RECORDS TO PROCESS:
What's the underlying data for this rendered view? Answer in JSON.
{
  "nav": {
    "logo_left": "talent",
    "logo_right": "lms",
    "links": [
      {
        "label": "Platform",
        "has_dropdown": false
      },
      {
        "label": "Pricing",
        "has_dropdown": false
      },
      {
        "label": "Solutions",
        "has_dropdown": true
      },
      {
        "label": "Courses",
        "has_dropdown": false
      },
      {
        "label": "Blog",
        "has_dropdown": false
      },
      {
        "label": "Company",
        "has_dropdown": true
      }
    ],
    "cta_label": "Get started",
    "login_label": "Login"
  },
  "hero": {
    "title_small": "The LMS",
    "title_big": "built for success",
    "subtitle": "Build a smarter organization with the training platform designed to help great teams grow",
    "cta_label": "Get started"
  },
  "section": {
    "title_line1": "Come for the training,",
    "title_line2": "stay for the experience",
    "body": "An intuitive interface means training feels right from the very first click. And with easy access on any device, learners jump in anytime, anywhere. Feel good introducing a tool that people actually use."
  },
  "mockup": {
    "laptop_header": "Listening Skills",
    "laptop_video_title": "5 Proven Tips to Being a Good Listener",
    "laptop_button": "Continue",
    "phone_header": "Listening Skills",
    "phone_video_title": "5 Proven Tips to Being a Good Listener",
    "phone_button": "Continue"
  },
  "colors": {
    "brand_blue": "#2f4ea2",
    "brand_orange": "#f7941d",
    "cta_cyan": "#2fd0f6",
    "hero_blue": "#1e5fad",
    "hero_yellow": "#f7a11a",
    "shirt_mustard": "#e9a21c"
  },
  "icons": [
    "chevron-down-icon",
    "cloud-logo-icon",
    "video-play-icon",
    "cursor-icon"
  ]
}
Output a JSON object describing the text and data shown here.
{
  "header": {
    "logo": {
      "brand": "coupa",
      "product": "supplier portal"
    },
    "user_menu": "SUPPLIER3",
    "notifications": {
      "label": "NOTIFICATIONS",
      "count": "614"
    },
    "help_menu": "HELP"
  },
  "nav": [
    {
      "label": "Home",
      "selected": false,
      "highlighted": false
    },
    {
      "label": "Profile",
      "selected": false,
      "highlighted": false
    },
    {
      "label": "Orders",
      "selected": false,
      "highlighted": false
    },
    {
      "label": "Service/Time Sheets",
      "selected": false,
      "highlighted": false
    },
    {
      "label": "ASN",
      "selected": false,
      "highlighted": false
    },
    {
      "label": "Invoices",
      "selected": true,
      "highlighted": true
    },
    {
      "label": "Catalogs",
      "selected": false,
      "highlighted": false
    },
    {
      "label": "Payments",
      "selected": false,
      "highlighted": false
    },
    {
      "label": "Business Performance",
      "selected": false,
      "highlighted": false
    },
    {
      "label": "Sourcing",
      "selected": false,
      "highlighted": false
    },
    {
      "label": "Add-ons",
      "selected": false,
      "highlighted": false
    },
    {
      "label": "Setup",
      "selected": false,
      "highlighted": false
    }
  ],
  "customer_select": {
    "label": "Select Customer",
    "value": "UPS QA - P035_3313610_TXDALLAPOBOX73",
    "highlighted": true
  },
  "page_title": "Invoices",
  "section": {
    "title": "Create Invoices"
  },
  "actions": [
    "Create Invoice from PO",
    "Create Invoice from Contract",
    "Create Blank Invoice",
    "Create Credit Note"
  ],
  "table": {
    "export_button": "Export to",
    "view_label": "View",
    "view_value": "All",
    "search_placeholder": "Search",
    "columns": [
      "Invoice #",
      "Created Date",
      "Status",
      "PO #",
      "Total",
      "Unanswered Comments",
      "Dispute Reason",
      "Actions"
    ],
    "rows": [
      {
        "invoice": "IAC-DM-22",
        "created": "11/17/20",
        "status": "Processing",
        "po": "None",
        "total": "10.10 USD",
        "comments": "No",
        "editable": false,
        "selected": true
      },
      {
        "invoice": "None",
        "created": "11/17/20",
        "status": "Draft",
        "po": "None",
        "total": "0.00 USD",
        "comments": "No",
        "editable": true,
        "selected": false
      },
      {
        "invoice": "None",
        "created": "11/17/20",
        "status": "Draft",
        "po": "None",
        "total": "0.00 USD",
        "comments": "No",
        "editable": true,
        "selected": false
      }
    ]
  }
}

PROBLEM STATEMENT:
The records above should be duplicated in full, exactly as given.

COMPLETED EXERCISE:
What's the underlying data for this rendered view? Answer in JSON.
{
  "nav": {
    "logo_left": "talent",
    "logo_right": "lms",
    "links": [
      {
        "label": "Platform",
        "has_dropdown": false
      },
      {
        "label": "Pricing",
        "has_dropdown": false
      },
      {
        "label": "Solutions",
        "has_dropdown": true
      },
      {
        "label": "Courses",
        "has_dropdown": false
      },
      {
        "label": "Blog",
        "has_dropdown": false
      },
      {
        "label": "Company",
        "has_dropdown": true
      }
    ],
    "cta_label": "Get started",
    "login_label": "Login"
  },
  "hero": {
    "title_small": "The LMS",
    "title_big": "built for success",
    "subtitle": "Build a smarter organization with the training platform designed to help great teams grow",
    "cta_label": "Get started"
  },
  "section": {
    "title_line1": "Come for the training,",
    "title_line2": "stay for the experience",
    "body": "An intuitive interface means training feels right from the very first click. And with easy access on any device, learners jump in anytime, anywhere. Feel good introducing a tool that people actually use."
  },
  "mockup": {
    "laptop_header": "Listening Skills",
    "laptop_video_title": "5 Proven Tips to Being a Good Listener",
    "laptop_button": "Continue",
    "phone_header": "Listening Skills",
    "phone_video_title": "5 Proven Tips to Being a Good Listener",
    "phone_button": "Continue"
  },
  "colors": {
    "brand_blue": "#2f4ea2",
    "brand_orange": "#f7941d",
    "cta_cyan": "#2fd0f6",
    "hero_blue": "#1e5fad",
    "hero_yellow": "#f7a11a",
    "shirt_mustard": "#e9a21c"
  },
  "icons": [
    "chevron-down-icon",
    "cloud-logo-icon",
    "video-play-icon",
    "cursor-icon"
  ]
}
Output a JSON object describing the text and data shown here.
{
  "header": {
    "logo": {
      "brand": "coupa",
      "product": "supplier portal"
    },
    "user_menu": "SUPPLIER3",
    "notifications": {
      "label": "NOTIFICATIONS",
      "count": "614"
    },
    "help_menu": "HELP"
  },
  "nav": [
    {
      "label": "Home",
      "selected": false,
      "highlighted": false
    },
    {
      "label": "Profile",
      "selected": false,
      "highlighted": false
    },
    {
      "label": "Orders",
      "selected": false,
      "highlighted": false
    },
    {
      "label": "Service/Time Sheets",
      "selected": false,
      "highlighted": false
    },
    {
      "label": "ASN",
      "selected": false,
      "highlighted": false
    },
    {
      "label": "Invoices",
      "selected": true,
      "highlighted": true
    },
    {
      "label": "Catalogs",
      "selected": false,
      "highlighted": false
    },
    {
      "label": "Payments",
      "selected": false,
      "highlighted": false
    },
    {
      "label": "Business Performance",
      "selected": false,
      "highlighted": false
    },
    {
      "label": "Sourcing",
      "selected": false,
      "highlighted": false
    },
    {
      "label": "Add-ons",
      "selected": false,
      "highlighted": false
    },
    {
      "label": "Setup",
      "selected": false,
      "highlighted": false
    }
  ],
  "customer_select": {
    "label": "Select Customer",
    "value": "UPS QA - P035_3313610_TXDALLAPOBOX73",
    "highlighted": true
  },
  "page_title": "Invoices",
  "section": {
    "title": "Create Invoices"
  },
  "actions": [
    "Create Invoice from PO",
    "Create Invoice from Contract",
    "Create Blank Invoice",
    "Create Credit Note"
  ],
  "table": {
    "export_button": "Export to",
    "view_label": "View",
    "view_value": "All",
    "search_placeholder": "Search",
    "columns": [
      "Invoice #",
      "Created Date",
      "Status",
      "PO #",
      "Total",
      "Unanswered Comments",
      "Dispute Reason",
      "Actions"
    ],
    "rows": [
      {
        "invoice": "IAC-DM-22",
        "created": "11/17/20",
        "status": "Processing",
        "po": "None",
        "total": "10.10 USD",
        "comments": "No",
        "editable": false,
        "selected": true
      },
      {
        "invoice": "None",
        "created": "11/17/20",
        "status": "Draft",
        "po": "None",
        "total": "0.00 USD",
        "comments": "No",
        "editable": true,
        "selected": false
      },
      {
        "invoice": "None",
        "created": "11/17/20",
        "status": "Draft",
        "po": "None",
        "total": "0.00 USD",
        "comments": "No",
        "editable": true,
        "selected": false
      }
    ]
  }
}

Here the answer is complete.